- ASSIGNED TASK:
From the entries, filter out every line that lacks "Phone" and copy the rest.

- TASK INPUTS:

━━━━━━━━━━━━━━━━━━━━━━━━━━━━━━

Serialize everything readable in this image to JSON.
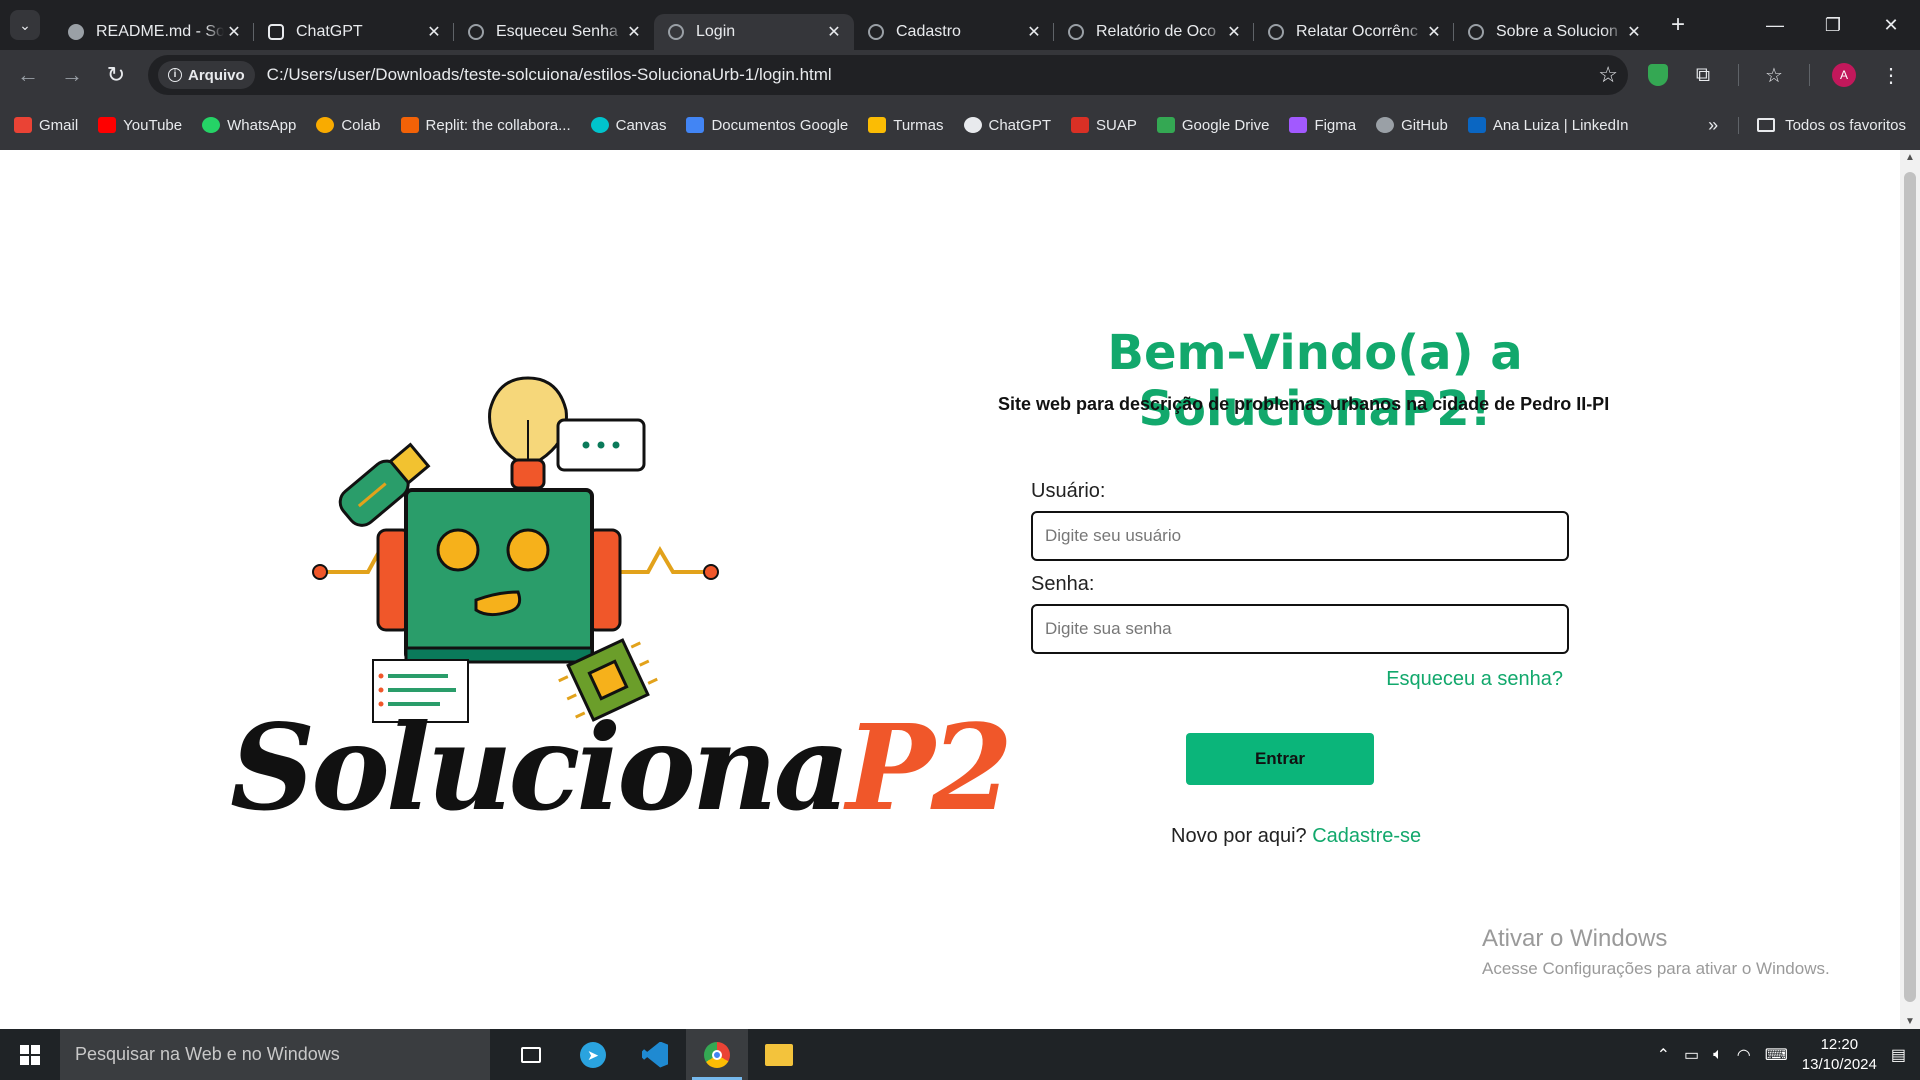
{
  "browser": {
    "tabs": [
      {
        "title": "README.md - So",
        "icon": "github-icon",
        "active": false
      },
      {
        "title": "ChatGPT",
        "icon": "chatgpt-icon",
        "active": false
      },
      {
        "title": "Esqueceu Senha",
        "icon": "globe-icon",
        "active": false
      },
      {
        "title": "Login",
        "icon": "globe-icon",
        "active": true
      },
      {
        "title": "Cadastro",
        "icon": "globe-icon",
        "active": false
      },
      {
        "title": "Relatório de Oco",
        "icon": "globe-icon",
        "active": false
      },
      {
        "title": "Relatar Ocorrênc",
        "icon": "globe-icon",
        "active": false
      },
      {
        "title": "Sobre a Solucion",
        "icon": "globe-icon",
        "active": false
      }
    ],
    "omnibox": {
      "chip_label": "Arquivo",
      "url": "C:/Users/user/Downloads/teste-solcuiona/estilos-SolucionaUrb-1/login.html"
    },
    "profile_initial": "A",
    "bookmarks": [
      {
        "label": "Gmail",
        "color": "#ea4335"
      },
      {
        "label": "YouTube",
        "color": "#ff0000"
      },
      {
        "label": "WhatsApp",
        "color": "#25d366"
      },
      {
        "label": "Colab",
        "color": "#f9ab00"
      },
      {
        "label": "Replit: the collabora...",
        "color": "#f26207"
      },
      {
        "label": "Canvas",
        "color": "#00c4cc"
      },
      {
        "label": "Documentos Google",
        "color": "#4285f4"
      },
      {
        "label": "Turmas",
        "color": "#fbbc04"
      },
      {
        "label": "ChatGPT",
        "color": "#e8eaed"
      },
      {
        "label": "SUAP",
        "color": "#d93025"
      },
      {
        "label": "Google Drive",
        "color": "#34a853"
      },
      {
        "label": "Figma",
        "color": "#a259ff"
      },
      {
        "label": "GitHub",
        "color": "#9aa0a6"
      },
      {
        "label": "Ana Luiza | LinkedIn",
        "color": "#0a66c2"
      }
    ],
    "bookmarks_more": "»",
    "all_bookmarks_label": "Todos os favoritos"
  },
  "page": {
    "welcome_title": "Bem-Vindo(a) a SolucionaP2!",
    "subtitle": "Site web para descrição de problemas urbanos na cidade de Pedro II-PI",
    "brand_main": "Soluciona",
    "brand_accent": "P2",
    "username_label": "Usuário:",
    "username_placeholder": "Digite seu usuário",
    "password_label": "Senha:",
    "password_placeholder": "Digite sua senha",
    "forgot_link": "Esqueceu a senha?",
    "submit_label": "Entrar",
    "signup_prompt": "Novo por aqui?",
    "signup_link": "Cadastre-se",
    "accent_color": "#12a86c"
  },
  "windows": {
    "activation_title": "Ativar o Windows",
    "activation_subtitle": "Acesse Configurações para ativar o Windows.",
    "search_placeholder": "Pesquisar na Web e no Windows",
    "time": "12:20",
    "date": "13/10/2024"
  }
}
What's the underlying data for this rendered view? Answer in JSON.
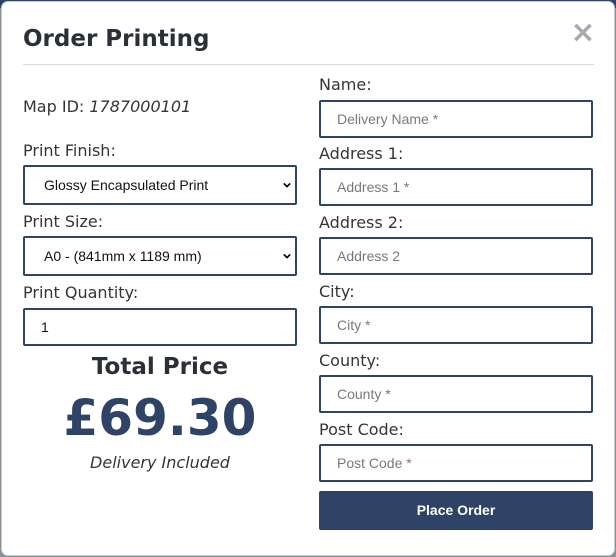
{
  "dialog": {
    "title": "Order Printing",
    "close_symbol": "×"
  },
  "map": {
    "id_label": "Map ID:",
    "id_value": "1787000101"
  },
  "print_finish": {
    "label": "Print Finish:",
    "selected": "Glossy Encapsulated Print"
  },
  "print_size": {
    "label": "Print Size:",
    "selected": "A0 - (841mm x 1189 mm)"
  },
  "print_quantity": {
    "label": "Print Quantity:",
    "value": "1"
  },
  "pricing": {
    "total_label": "Total Price",
    "price": "£69.30",
    "note": "Delivery Included"
  },
  "delivery": {
    "name": {
      "label": "Name:",
      "placeholder": "Delivery Name *",
      "value": ""
    },
    "address1": {
      "label": "Address 1:",
      "placeholder": "Address 1 *",
      "value": ""
    },
    "address2": {
      "label": "Address 2:",
      "placeholder": "Address 2",
      "value": ""
    },
    "city": {
      "label": "City:",
      "placeholder": "City *",
      "value": ""
    },
    "county": {
      "label": "County:",
      "placeholder": "County *",
      "value": ""
    },
    "postcode": {
      "label": "Post Code:",
      "placeholder": "Post Code *",
      "value": ""
    }
  },
  "actions": {
    "place_order": "Place Order"
  },
  "colors": {
    "accent": "#2e4365",
    "text": "#333638",
    "close_icon": "#a7aaae"
  },
  "icons": {
    "close": "close-icon",
    "dropdown": "chevron-down-icon"
  }
}
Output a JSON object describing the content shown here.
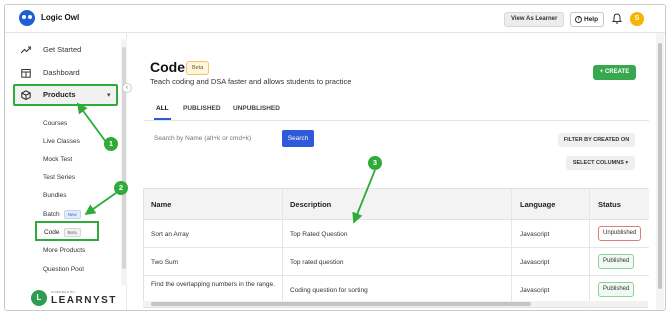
{
  "app": {
    "brand": "Logic Owl"
  },
  "header": {
    "view_as_learner": "View As Learner",
    "help": "Help",
    "avatar_initial": "S"
  },
  "sidebar": {
    "main_items": [
      {
        "label": "Get Started",
        "icon": "trend-up-icon"
      },
      {
        "label": "Dashboard",
        "icon": "calendar-icon"
      },
      {
        "label": "Products",
        "icon": "box-icon"
      }
    ],
    "sub_items": [
      {
        "label": "Courses"
      },
      {
        "label": "Live Classes"
      },
      {
        "label": "Mock Test"
      },
      {
        "label": "Test Series"
      },
      {
        "label": "Bundles"
      },
      {
        "label": "Batch",
        "badge": "New"
      },
      {
        "label": "Code",
        "badge": "Beta"
      },
      {
        "label": "More Products"
      },
      {
        "label": "Question Pool"
      }
    ],
    "footer": {
      "powered_by": "POWERED BY",
      "word": "LEARNYST",
      "mark": "L"
    }
  },
  "page": {
    "title": "Code",
    "title_badge": "Beta",
    "subtitle": "Teach coding and DSA faster and allows students to practice",
    "create_label": "+ CREATE",
    "tabs": [
      {
        "label": "ALL"
      },
      {
        "label": "PUBLISHED"
      },
      {
        "label": "UNPUBLISHED"
      }
    ],
    "search_placeholder": "Search by Name (alt+k or cmd+k)",
    "search_button": "Search",
    "filter_label": "FILTER BY CREATED ON",
    "select_columns_label": "SELECT COLUMNS"
  },
  "table": {
    "headers": [
      "Name",
      "Description",
      "Language",
      "Status"
    ],
    "rows": [
      {
        "name": "Sort an Array",
        "description": "Top Rated Question",
        "language": "Javascript",
        "status": "Unpublished"
      },
      {
        "name": "Two Sum",
        "description": "Top rated question",
        "language": "Javascript",
        "status": "Published"
      },
      {
        "name": "Find the overlapping numbers in the range.",
        "description": "Coding question for sorting",
        "language": "Javascript",
        "status": "Published"
      }
    ]
  },
  "annotations": {
    "numbers": [
      "1",
      "2",
      "3"
    ],
    "color": "#2fab3a"
  },
  "colors": {
    "primary": "#2e59d9",
    "create": "#38a84f",
    "highlight": "#2fab3a",
    "unpublished_border": "#e27a7a",
    "published_border": "#8fcf9b"
  }
}
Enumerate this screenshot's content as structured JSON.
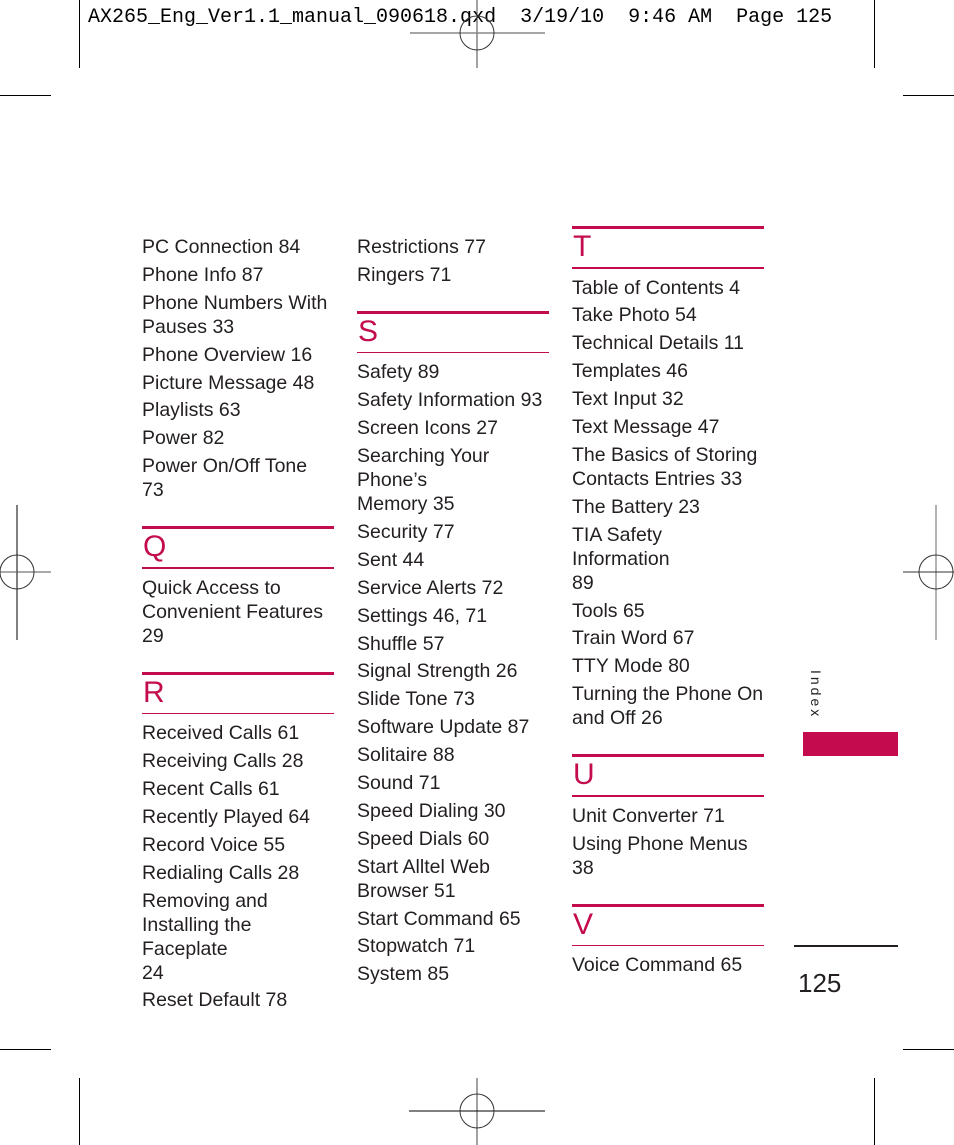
{
  "slug_line": "AX265_Eng_Ver1.1_manual_090618.qxd  3/19/10  9:46 AM  Page 125",
  "accent_color": "#c30b4e",
  "columns": [
    {
      "leading_entries": [
        "PC Connection 84",
        "Phone Info 87",
        "Phone Numbers With\nPauses 33",
        "Phone Overview 16",
        "Picture Message 48",
        "Playlists 63",
        "Power 82",
        "Power On/Off Tone 73"
      ],
      "sections": [
        {
          "letter": "Q",
          "entries": [
            "Quick Access to\nConvenient Features\n29"
          ]
        },
        {
          "letter": "R",
          "entries": [
            "Received Calls 61",
            "Receiving Calls 28",
            "Recent Calls 61",
            "Recently Played 64",
            "Record Voice 55",
            "Redialing Calls 28",
            "Removing and\nInstalling the Faceplate\n24",
            "Reset Default 78"
          ]
        }
      ]
    },
    {
      "leading_entries": [
        "Restrictions 77",
        "Ringers 71"
      ],
      "sections": [
        {
          "letter": "S",
          "entries": [
            "Safety 89",
            "Safety Information 93",
            "Screen Icons 27",
            "Searching Your Phone’s\nMemory 35",
            "Security 77",
            "Sent 44",
            "Service Alerts 72",
            "Settings 46, 71",
            "Shuffle 57",
            "Signal Strength 26",
            "Slide Tone 73",
            "Software Update 87",
            "Solitaire 88",
            "Sound 71",
            "Speed Dialing 30",
            "Speed Dials 60",
            "Start Alltel Web\nBrowser 51",
            "Start Command 65",
            "Stopwatch 71",
            "System 85"
          ]
        }
      ]
    },
    {
      "leading_entries": [],
      "sections": [
        {
          "letter": "T",
          "entries": [
            "Table of Contents 4",
            "Take Photo 54",
            "Technical Details 11",
            "Templates 46",
            "Text Input 32",
            "Text Message 47",
            "The Basics of Storing\nContacts Entries 33",
            "The Battery 23",
            "TIA Safety Information\n89",
            "Tools 65",
            "Train Word 67",
            "TTY Mode 80",
            "Turning the Phone On\nand Off 26"
          ]
        },
        {
          "letter": "U",
          "entries": [
            "Unit Converter 71",
            "Using Phone Menus\n38"
          ]
        },
        {
          "letter": "V",
          "entries": [
            "Voice Command 65"
          ]
        }
      ]
    }
  ],
  "side_tab_label": "Index",
  "page_number": "125"
}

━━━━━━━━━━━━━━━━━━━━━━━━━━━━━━

- EXERCISE RESULT:
        "Phone Info 87",
        "Phone Numbers With\nPauses 33",
        "Phone Overview 16",
            "Searching Your Phone’s\nMemory 35",
            "Turning the Phone On\nand Off 26"
            "Using Phone Menus\n38"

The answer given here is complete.